May 29, 2015, 11:54 AM | Article By: Alagie Jinkang

A 22-year-old Gambian has finally entered Lampedusa, Italy, through Libya.

He spent one year on the way; another two years preparing for the journey together with his family back home in The Gambia.

Bubacarr Fadera owes his life to the Italian Marine that rescued their sinking boat on 7 May 2015.

“I thank Allah for His mercy that I have not died on a journey to my dream destination,” he said.“I saw many people die on the way and I am sure they all had the same intention to make life better for their poor families back home.”

Babucarr said the hardship he endured during the journey did not come as a surprise to him, for he already knew and calculated the pains involved in the ‘back-way’ to Europe.

But also he calculated ‘the potential gains’ which made him to venture in it as it could be the solution to free his family from the vicious cycle of poverty.

“I could not continue looking at my parents continuously suffering to cater for the family,” he said.“I felt sorry but helpless at the state of my family and at some point I said to myself things cannot continue like this; I have to do something.”

The young man said the only option that occurred to him was Europe, Italy specifically.“I suggested it to my family and they were corporative in helping to prepare my journey, financially and spiritually,” he recalled.

When he set out for the journey, the young man with a broad shoulder said he was determined to reach Europe or die but “coming back was no option”.

Bubacarr said now that he has entered, if he got the required documents, he would not mind doing any kind of job provided it is legal and would earn him some money.

Baboucarr is a high school graduate.“I have good grades in school.My desire was to pursue further education but my family couldn’t afford it; there was no one to sponsor me,” he said.

“So I decided that I should look for employment.I tried several places but to no avail.Certainly, I could have got myself a so-called job from which the salary cannot even afford a bag of rice.”

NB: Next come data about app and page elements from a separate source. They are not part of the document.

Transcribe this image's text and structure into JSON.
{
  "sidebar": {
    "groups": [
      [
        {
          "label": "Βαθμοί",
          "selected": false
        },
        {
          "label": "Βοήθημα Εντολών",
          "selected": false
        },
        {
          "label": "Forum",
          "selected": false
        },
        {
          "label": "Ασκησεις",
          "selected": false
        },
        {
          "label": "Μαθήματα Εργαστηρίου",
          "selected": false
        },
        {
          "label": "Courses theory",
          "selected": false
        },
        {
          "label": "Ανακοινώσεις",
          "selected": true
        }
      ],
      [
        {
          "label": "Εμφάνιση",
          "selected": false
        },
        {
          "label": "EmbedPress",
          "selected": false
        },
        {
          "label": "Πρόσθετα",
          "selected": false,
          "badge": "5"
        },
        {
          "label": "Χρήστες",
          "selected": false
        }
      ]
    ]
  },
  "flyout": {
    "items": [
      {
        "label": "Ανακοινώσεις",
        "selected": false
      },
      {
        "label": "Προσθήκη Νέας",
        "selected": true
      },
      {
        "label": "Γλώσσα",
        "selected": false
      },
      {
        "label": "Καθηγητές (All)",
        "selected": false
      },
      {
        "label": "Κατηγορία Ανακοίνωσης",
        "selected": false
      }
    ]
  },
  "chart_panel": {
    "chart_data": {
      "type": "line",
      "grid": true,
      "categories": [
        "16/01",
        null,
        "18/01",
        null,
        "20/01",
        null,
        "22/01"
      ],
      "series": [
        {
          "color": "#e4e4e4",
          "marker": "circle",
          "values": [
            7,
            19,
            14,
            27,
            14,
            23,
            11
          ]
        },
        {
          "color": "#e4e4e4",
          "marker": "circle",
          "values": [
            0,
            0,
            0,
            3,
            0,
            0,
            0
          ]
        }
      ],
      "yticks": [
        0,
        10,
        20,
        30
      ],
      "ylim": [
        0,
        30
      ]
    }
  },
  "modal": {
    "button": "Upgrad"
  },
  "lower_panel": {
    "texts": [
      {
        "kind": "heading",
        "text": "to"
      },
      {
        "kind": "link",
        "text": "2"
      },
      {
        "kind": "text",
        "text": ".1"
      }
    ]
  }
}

“So when I think of my situation – no further education is possible and no job – I get frustrated and the thought of my parents getting aging but still fending for the family always make me grieve.So I finally hit the route to Europe, through Libya, and here I am thanking God for my life.I know no matter how hard here is, it is still better than The Gambia; at least I should be able to gather something to save my parents of the labour they go through to feed the family.”